**What is needed**
Your response must consist of the listing below, repeated exactly.

= = = = = = =

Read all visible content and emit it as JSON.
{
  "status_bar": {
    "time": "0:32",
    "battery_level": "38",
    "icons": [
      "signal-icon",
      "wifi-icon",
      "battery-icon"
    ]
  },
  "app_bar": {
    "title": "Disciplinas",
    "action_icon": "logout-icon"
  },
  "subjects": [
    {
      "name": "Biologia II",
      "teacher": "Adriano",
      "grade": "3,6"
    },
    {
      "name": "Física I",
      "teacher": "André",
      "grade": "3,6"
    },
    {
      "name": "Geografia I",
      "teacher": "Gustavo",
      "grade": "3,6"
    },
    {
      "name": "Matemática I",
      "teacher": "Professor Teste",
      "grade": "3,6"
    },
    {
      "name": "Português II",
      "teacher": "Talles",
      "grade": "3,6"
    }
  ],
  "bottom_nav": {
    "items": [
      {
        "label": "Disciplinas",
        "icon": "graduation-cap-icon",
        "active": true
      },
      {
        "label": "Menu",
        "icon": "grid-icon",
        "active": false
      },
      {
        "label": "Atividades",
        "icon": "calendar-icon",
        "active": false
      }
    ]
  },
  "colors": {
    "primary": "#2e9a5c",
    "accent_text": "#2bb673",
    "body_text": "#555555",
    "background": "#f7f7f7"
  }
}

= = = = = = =

**Written solution**
Read all visible content and emit it as JSON.
{
  "status_bar": {
    "time": "0:32",
    "battery_level": "38",
    "icons": [
      "signal-icon",
      "wifi-icon",
      "battery-icon"
    ]
  },
  "app_bar": {
    "title": "Disciplinas",
    "action_icon": "logout-icon"
  },
  "subjects": [
    {
      "name": "Biologia II",
      "teacher": "Adriano",
      "grade": "3,6"
    },
    {
      "name": "Física I",
      "teacher": "André",
      "grade": "3,6"
    },
    {
      "name": "Geografia I",
      "teacher": "Gustavo",
      "grade": "3,6"
    },
    {
      "name": "Matemática I",
      "teacher": "Professor Teste",
      "grade": "3,6"
    },
    {
      "name": "Português II",
      "teacher": "Talles",
      "grade": "3,6"
    }
  ],
  "bottom_nav": {
    "items": [
      {
        "label": "Disciplinas",
        "icon": "graduation-cap-icon",
        "active": true
      },
      {
        "label": "Menu",
        "icon": "grid-icon",
        "active": false
      },
      {
        "label": "Atividades",
        "icon": "calendar-icon",
        "active": false
      }
    ]
  },
  "colors": {
    "primary": "#2e9a5c",
    "accent_text": "#2bb673",
    "body_text": "#555555",
    "background": "#f7f7f7"
  }
}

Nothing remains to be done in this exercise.